WTO, under fire from US, meets in Buenos Aires

Buenos Aires (AFP) –


The World Trade Organization opened a conference Sunday under the cloud of US hostility to multilateral trade accords.

The 164-member WTO is also wracked by disagreements over China and has been struggling to kickstart stalled trade talks.

The Buenos Aires meeting, which lasts through Wednesday, is the first in the era of US President Donald Trump, who has pummeled the body relentlessly since taking office, describing it as a "disaster."

The Trump administration has made the WTO a preferred target of its "America First" policy, threatening to pull the US out of the trade organization it says is hampering its ability to compete.

Argentina's President Mauricio Macri said, in opening remarks, that "WTO problems get fixed with more WTO -- not with less WTO."

Trump has already withdrawn the United States from the Trans-Pacific Partnership (TPP) and insisted on renegotiating the North American Free Trade Agreement (NAFTA) with Mexico and Canada.

WTO Director-General Roberto Azevedo said Sunday he will ask US Trade Representative Robert Lighthizer for "political commitment, political will and flexibility."

"Without flexibility we will not get anywhere," Azevedo said at an opening press conference at a Buenos Aires hotel.

Washington has been blamed for blocking appointments of judges to the WTO's dispute settlement system, saying it was ineffective and insisting on a more aggressive approach to defending its interests.

The dispute body arbitrates international rows over subsidies or tariffs, among other things playing an important role in the standoff between US and European plane-makers Boeing and Airbus.

The European Union, on the other hand, comes to the conference with a robust spirit of multilateralism.
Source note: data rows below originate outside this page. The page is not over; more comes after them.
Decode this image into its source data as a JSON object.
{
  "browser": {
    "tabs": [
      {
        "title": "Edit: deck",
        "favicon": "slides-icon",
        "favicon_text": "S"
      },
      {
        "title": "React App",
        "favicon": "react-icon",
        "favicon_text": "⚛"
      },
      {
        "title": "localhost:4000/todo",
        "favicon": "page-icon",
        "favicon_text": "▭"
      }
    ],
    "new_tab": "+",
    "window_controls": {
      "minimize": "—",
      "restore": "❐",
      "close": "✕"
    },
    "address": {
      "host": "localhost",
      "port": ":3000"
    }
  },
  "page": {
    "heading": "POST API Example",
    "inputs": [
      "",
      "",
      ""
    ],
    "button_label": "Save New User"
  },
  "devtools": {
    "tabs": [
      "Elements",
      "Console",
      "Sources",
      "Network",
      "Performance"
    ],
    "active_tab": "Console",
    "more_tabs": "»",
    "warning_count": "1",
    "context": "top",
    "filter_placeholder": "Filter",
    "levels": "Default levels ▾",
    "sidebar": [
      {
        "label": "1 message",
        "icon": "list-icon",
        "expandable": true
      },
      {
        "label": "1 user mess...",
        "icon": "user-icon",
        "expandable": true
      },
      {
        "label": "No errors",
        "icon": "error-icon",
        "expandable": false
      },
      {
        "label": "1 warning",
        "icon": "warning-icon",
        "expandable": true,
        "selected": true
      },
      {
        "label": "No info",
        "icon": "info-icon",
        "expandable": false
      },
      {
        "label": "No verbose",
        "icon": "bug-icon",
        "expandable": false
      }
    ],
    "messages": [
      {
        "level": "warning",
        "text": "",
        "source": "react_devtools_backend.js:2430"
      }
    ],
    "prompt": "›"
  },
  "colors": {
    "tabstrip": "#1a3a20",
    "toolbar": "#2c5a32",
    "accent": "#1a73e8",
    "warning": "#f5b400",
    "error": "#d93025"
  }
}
The EU and Japan announced Friday that they have finalized a major trade agreement.

EU officials will also meet with counterparts from the South American trade bloc known as Mercosur to continue talks on a free trade accord. These discussions have been going on for nearly 20 years.

- Low expectations -

Expectations for any kind of a breakthrough at the Buenos Aires meeting are low.

For the past decade the WTO has failed to make progress in the so-called Doha Round of trade liberalization talks, which began in 2001.

The WTO is also accused of failing to do enough to resolve problems that some of its members have with China.

"There is life after Buenos Aires," said the president of the conference, Susana Malcorra of Argentina.

She has said a deal was likely to end harmful fisheries subsidies, of keen interest to developing countries.

Beijing, meantime, wants to be seen by the WTO as a "market economy," but the Europeans and the United States -- for once on the same wavelength on trade issues -- oppose this. Any such recognition would entitle China to preferential economic treatment under WTO rules.

It is currently classed as a non-market economy. That status allows the US and others to use a special recourse to levy anti-dumping duties against China if they determine that it is selling its goods -- notably steel and aluminum -- at unfairly low prices abroad.

A European diplomat in Buenos Aires said protectionist US rhetoric may actually give fuel to negotiations between the EU and Mercosur.